**Intro to Ratios**

**Next Lesson**

- Ratios can compare part-to-part or part-to-whole and are always presented in their simplest form, which does not indicate the absolute size of the groups involved.
- There are multiple ways to present ratios: p to q form, fraction form, colon form, and idiom form, with fraction form being the most useful for mathematical operations.
- Setting two equivalent fractions equal, known as a proportion, is a fundamental technique for solving ratio problems.
- The concept of scale factor is introduced as a powerful shortcut for simplifying calculations and understanding the relationship between ratios and absolute quantities.
- Ratios can also be applied to scenarios with more than two categories, and understanding how to calculate ratios of parts to the whole is essential for solving complex problems.

**Q: ****Can you explain what a scale factor is? In the problem with boys and girls, why do we take 7n - 3n?**

A ratio problem may give us ratios and one or more absolute amounts.

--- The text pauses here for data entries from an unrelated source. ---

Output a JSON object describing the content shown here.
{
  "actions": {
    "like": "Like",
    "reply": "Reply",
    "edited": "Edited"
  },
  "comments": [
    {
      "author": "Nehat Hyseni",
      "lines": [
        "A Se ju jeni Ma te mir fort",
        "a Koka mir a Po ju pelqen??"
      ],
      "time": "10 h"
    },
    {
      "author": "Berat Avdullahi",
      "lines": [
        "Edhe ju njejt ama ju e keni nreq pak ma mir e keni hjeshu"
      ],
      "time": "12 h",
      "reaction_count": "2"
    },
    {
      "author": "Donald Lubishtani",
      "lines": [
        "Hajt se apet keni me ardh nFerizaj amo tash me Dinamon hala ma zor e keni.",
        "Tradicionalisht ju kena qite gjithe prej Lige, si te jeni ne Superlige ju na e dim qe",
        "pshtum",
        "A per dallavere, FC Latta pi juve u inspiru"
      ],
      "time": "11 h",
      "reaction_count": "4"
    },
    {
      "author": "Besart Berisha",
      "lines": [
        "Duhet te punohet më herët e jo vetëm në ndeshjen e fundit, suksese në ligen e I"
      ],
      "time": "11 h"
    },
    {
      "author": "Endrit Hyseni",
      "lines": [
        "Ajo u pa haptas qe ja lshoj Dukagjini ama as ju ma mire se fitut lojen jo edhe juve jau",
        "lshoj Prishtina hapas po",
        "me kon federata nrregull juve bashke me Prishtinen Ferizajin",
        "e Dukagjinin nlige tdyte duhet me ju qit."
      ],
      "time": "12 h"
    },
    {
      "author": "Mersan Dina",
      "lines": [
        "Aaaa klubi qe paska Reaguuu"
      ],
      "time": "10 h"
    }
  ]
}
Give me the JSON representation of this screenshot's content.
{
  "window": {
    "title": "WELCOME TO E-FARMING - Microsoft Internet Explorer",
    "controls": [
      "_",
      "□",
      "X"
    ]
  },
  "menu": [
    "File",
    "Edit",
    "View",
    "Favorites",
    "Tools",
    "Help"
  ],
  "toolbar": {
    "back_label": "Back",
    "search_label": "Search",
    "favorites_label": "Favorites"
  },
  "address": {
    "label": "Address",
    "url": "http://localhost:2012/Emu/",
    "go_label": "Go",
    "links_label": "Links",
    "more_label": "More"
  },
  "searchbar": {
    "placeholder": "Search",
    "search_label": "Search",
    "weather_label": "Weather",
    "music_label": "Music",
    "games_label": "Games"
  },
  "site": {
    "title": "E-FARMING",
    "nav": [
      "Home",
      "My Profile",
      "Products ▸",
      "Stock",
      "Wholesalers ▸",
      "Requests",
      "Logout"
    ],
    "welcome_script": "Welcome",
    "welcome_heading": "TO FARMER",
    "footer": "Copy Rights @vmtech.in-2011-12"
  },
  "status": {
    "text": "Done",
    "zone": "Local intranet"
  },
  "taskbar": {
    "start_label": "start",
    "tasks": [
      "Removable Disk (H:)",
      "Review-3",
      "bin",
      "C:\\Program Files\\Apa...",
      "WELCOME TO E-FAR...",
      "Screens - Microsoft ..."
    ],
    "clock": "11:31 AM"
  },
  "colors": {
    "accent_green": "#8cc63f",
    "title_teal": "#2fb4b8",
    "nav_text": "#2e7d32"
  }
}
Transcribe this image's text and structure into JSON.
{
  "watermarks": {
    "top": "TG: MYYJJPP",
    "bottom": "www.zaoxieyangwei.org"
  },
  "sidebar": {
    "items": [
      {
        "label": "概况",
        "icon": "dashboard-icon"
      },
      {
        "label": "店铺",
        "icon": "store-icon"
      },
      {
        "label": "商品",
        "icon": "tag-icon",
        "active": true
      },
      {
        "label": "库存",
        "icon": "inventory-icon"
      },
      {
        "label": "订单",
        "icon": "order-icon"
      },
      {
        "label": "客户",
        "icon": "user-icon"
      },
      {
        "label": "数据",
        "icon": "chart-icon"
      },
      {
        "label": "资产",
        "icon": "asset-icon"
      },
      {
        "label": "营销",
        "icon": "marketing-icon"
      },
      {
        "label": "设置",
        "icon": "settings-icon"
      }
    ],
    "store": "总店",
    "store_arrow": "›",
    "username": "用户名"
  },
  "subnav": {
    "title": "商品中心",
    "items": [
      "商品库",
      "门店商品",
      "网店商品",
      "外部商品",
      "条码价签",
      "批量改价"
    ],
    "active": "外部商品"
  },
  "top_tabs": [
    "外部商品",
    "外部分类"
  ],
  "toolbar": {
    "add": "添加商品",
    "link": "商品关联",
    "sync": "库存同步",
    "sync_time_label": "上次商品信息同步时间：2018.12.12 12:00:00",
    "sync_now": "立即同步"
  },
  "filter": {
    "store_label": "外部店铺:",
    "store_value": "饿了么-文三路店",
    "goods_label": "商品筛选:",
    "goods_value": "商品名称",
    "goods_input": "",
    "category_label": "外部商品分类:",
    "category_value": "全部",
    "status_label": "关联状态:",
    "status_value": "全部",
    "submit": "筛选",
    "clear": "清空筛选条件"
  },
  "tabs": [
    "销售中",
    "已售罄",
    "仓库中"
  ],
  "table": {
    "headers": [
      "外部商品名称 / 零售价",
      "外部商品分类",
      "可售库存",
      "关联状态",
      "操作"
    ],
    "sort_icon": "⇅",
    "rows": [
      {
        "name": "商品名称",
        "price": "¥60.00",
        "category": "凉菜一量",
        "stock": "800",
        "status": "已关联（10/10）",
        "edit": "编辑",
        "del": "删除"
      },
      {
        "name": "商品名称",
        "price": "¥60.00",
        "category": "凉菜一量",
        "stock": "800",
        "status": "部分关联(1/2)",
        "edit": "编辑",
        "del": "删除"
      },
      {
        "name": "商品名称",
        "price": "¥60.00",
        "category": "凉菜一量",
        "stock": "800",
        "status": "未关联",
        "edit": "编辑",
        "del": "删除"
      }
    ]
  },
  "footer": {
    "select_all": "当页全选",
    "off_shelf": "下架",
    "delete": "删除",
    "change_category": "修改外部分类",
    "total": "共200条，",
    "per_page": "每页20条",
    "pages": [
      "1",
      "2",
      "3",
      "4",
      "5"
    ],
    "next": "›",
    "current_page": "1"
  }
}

A ratio tells us about the ratio, but we don't know the absolute amounts.

By using a **scale factor**, we can "convert" a ratio in absolute (I mean the actual) amounts.

Let's take this problem.

The ratio of boys to girls is 3/7. Great, so I know that *for every 3 boys, there are seven girls.* But that doesn't tell me the actual amounts I need.

But I make a scale factor "n" and say the number of boys is 3n and the number of girls is 7n. Notice I have preserved the ratio. I just tagged an "n" onto the end of the numbers in the ratio. But now, these are actual amounts. While 3 and 7 were just part of the ratio of boys to girls, **3n is the actual number of boys and 7n is the actual number of girls.**

You may say: So what? We don't know what n is!

Right! But these actual amounts 3n and 7n may be *useful in setting up an equation.*

And if we can set up an equation and solve for n, then we know the exact number of boys and girls!

So let's set up an equation:

There are 32 more girls than boys.

Girls = 7n Boys = 3n

"Boys + 32 = Girls"

or

32 = Girls - Boys

**32 = 7n - 3n**

32 = 4n

n = 8

So n = 8 is the scale factor. And know we know the girls is 7n = 7(8) = 56 and the boys is 3n = 3(8) = 24.

We call it a "scale factor" because it relates the ratio to the actual numbers.

A scale factor isn't the only approach or always easiest approach, but it's often a good way to work with these problems.

**Q: Can you explain the last problem? Why do we add the parts?**

We are told each part of concrete is made up of cement, sand, and gravel in the ratio of 1:2:3

So we have:

cement : sand : gravel 1 : 2 : 3

The point of a ratio is to compare things using **equal parts.**

This ratio of 1:2:3 tells me that for every 1 part of cement, I have 2 parts of sand and 3 parts of gravel. All of these parts are **equal,** and make up the concrete.

1 + 2 + 3 = 6

So for every 1 part of cement, I have 5 other parts of sand and gravel, and a total of **6 parts of concrete.**

Why do we have 6 parts and not 1 part concrete? Well, say each part is 1 kg and we have 1 kg cement, 2 kg sand, and 3kg gravel. If we mixed these together, would we get 1 kg of concrete? No -- *we have mixed together 6kg total of materials.* It would not make sense to mix 6 kg of materials and end up with 1 kg of concrete. We know have a *6kg mixture of concrete.*

Going back to "parts," we can see that sand makes up 2 of the 6 total parts in each part concrete. We mixed 2 parts sand with other ingredients to get 6 parts concrete.

That's why we can say:

sand : concrete = 2 : 6